The request, to which we have referred, is the most important thing in Sir Robert Peel's pamphlet. Like many other second thoughts, it comes too late to save his credit with his old party. It was just the thing for 1841; and if it had been standing alone then, unflanked by modifications, and considerations, and understandings, there would have been no chance for Mr.D'Israeli now in Buckinghamshire. Mr. D'Israeli is a great man now, because the member for Tamworth omitted to put freedom of discretion in a right position in his address of 1841. We consider the recent reputation of the Arab politician to be founded in ruins. He is the phoenix of Conservatism-— springing out from his predecessor's ashes. But, in 1847, the caution is not wanted. It is the hasp and padlock on the stable-door when the steed is stolen. It resembles the worn-out patience of a man, who, wearied and worried with perpetual depredations, nails to his orchard wall a board with the announcement, terrible to all urchins, "traps and spring-guns set in these grounds-trespassers will be prosecuted with the utmost rigour of the law," when his jargonelles have all unaccountably disappeared, and there remains not a single "non-such," or "heart'sdelight," when only half a dozen cherries, so high that the wasps or the sparrows alone could safely steal them, are left to look down upon those "memories of the past"-the withered and the
The objections taken to this view of representation are not, in our opinion, of great moment.

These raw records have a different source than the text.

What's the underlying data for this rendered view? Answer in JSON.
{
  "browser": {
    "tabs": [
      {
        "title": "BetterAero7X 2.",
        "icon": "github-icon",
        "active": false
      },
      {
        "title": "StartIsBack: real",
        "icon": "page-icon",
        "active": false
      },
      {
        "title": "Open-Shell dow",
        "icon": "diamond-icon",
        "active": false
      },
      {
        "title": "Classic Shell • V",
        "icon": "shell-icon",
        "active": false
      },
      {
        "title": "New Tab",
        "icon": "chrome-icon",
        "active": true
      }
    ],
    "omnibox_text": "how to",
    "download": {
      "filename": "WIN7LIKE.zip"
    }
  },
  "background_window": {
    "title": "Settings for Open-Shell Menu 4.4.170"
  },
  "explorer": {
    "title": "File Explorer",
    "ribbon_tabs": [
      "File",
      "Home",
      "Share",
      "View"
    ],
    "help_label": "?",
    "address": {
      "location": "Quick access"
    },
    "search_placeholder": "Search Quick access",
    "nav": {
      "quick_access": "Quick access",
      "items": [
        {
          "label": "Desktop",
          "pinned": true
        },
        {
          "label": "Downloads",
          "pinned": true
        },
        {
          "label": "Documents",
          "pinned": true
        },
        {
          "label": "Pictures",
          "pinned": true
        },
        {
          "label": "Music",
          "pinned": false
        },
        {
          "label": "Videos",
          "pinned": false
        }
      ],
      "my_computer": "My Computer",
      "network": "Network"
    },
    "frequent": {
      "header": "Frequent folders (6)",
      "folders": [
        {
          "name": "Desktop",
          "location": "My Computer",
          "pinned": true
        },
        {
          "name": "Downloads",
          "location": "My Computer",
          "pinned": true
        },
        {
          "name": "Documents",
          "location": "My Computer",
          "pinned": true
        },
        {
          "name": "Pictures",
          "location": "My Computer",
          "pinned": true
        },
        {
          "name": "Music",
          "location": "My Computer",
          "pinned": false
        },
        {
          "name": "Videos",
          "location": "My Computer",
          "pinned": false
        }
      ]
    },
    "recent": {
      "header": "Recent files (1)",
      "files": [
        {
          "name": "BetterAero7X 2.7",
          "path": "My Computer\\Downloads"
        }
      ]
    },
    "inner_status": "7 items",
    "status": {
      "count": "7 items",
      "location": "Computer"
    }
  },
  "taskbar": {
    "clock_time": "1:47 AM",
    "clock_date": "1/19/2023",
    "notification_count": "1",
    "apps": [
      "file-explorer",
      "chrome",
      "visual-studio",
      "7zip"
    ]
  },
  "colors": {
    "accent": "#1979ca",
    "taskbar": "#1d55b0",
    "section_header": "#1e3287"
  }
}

The public business of the House of Commons is generally the subject of long and earnest discussion before it is settled there. The health of towns had been the subject of reports and pamphlets and sanatory schemes before Viscount Morpeth or his predecessors introduced their bills to be abandoned. The corn laws had been discussed interminably in every parish, hamlet, and city of the Empire, before the ex-Premier's conversion. Speeches in the Houses of Legislature are not, though addressed to the Speaker, intended so much to sway the company as to affect the country. They are spoken in-of-doors with a view to out-of-door consequences. The orators always have an eye to the reporters, and an intention upon the daily press. Invariably we find questions are ripened for legislation in the workshops, on the exchanges, and in the press of the provinces. They are then introduced into the metropolitan circles, are talked of in the clubs, are discussed in the coffee-houses, and kept before the world by the daily press; until, after several defeats in Parliament, they finally are successful. We have a firm conviction that the majority of exceptions to this rule are miserable jobs. It may be said, of course, that this theory destroys the dignity of the Legislature as a deliberative As-withering leaves. sembly, and reduces it to the status of a meeting of Sir Robert Peel does not require to tell his former